I have had first hand experience with the SPLC when, along with many Black, Asian and Hispanic Americans, I attended an informative 2015 immigration seminar in Washington, DC that the SPLC later falsely described as a “white nationalist” meeting. [8]

The AJC has damaged its reputation by using the race-baiting and discredited SPLC as an authority on immigration and integrity.

Inger Eberhart

To the editor:

Your article entitled “Georgia’s immigration enforcement panel draws scrutiny” came across as over the top biased against the Dustin Inman Society and its founder D.A. King. The credibility really went down the tubes when you used The Southern Poverty Law Center (SPLC) as a supposed reliable source. By their definition I would be considered a hate group because of a Christian organization I belong to that believes in traditional values. You can do better than this.

Leslie McPherson
Villa Rica, GA

Dear editor,

Re; the AJC on D.A. King: The Dustin Inman Society is named after a 16 year-old Woodstock boy [9] who was killed by an illegal alien who escaped capture and is now hiding out in Mexico. D.A. King has been fighting illegal immigration since he quit his own business in 2003. In your report we find out the SPLC wants to label The Dustin Inman Society a “hate group.”

King should be thanked for the complaints against the officials in Georgia who are evidently violating state laws.

The SPLC is a fake civil rights group that has a poor record. In 1994 Alabama, the Montgomery Advertiser newspaper reported [10] African-Americans had never “held top management positions in the center’s [then] 23-year history, and some former employees say blacks are treated like second-class citizens.”

That the AJC reporter used the discredited SPLC to attack King and the Dustin Inman Society says a lot about the AJC reporter.

Bill Buckler



The article this week about the Dustin Inman Society and complaints about violations of state laws on illegal immigration filed by D.A. King seemed to us like the AJC had other things on their mind.

Inserting the SPLC [11] into the news article was rather obvious.

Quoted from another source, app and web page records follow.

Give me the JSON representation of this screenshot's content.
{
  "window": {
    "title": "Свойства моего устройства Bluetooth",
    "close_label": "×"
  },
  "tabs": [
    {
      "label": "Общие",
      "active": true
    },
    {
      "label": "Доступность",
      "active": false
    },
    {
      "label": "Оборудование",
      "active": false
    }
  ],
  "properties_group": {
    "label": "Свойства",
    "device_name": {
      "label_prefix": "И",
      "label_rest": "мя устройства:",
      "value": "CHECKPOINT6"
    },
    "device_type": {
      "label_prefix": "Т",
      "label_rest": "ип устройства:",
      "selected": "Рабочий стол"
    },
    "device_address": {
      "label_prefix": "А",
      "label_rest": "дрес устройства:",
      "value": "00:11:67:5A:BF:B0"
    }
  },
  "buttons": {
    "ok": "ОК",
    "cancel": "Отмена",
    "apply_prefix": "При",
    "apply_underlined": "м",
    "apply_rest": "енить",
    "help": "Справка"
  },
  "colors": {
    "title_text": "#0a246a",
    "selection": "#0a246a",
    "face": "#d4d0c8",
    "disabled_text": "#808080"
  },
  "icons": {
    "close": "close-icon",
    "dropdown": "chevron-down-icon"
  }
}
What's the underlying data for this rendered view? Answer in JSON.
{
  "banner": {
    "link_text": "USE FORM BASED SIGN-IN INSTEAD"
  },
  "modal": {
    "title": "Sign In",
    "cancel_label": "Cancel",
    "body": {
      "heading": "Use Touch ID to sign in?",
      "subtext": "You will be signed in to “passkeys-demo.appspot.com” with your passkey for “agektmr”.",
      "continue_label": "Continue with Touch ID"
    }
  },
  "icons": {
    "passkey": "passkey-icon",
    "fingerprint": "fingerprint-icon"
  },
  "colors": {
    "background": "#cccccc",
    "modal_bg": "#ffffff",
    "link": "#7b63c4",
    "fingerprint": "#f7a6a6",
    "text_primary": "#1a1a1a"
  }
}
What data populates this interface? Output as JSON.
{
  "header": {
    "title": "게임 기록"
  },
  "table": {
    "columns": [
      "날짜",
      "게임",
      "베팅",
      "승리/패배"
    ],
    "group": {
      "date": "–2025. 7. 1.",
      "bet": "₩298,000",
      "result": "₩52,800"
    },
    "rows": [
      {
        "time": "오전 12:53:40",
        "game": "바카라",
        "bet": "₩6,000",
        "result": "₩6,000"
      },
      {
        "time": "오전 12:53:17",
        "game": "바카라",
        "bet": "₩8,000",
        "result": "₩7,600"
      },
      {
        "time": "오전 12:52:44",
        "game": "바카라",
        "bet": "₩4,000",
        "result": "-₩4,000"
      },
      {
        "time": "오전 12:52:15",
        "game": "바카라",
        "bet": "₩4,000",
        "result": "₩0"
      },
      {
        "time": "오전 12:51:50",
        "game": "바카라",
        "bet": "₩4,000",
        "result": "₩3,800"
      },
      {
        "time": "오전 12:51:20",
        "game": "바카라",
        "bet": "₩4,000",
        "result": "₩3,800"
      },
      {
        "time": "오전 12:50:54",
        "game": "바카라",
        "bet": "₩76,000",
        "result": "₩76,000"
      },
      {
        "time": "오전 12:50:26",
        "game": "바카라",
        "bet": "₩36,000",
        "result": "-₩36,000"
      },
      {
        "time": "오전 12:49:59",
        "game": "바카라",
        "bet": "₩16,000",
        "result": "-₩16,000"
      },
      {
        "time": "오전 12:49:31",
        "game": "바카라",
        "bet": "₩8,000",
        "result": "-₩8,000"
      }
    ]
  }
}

My wife is an immigrant, which means she is here lawfully. We resent the AJC headlines that read “immigrant” [12] when the topic of the story is clearly illegal aliens [13] who are usually portrayed as victims. We want our borders secured and our laws enforced. Even for immigrants. The SPLC attacks virtually everyone who thinks like this. Your reporter also told us that Jerry Gonzalez doesn’t like King or the immigration enforcement board, but we saw no reference to where Gonzalez gets the money to operate GALEO while he protests against immigration enforcement.

We need more D.A. Kings and far fewer people like Gonzalez and the SPLC staff. And we need fair reporting.

John Litland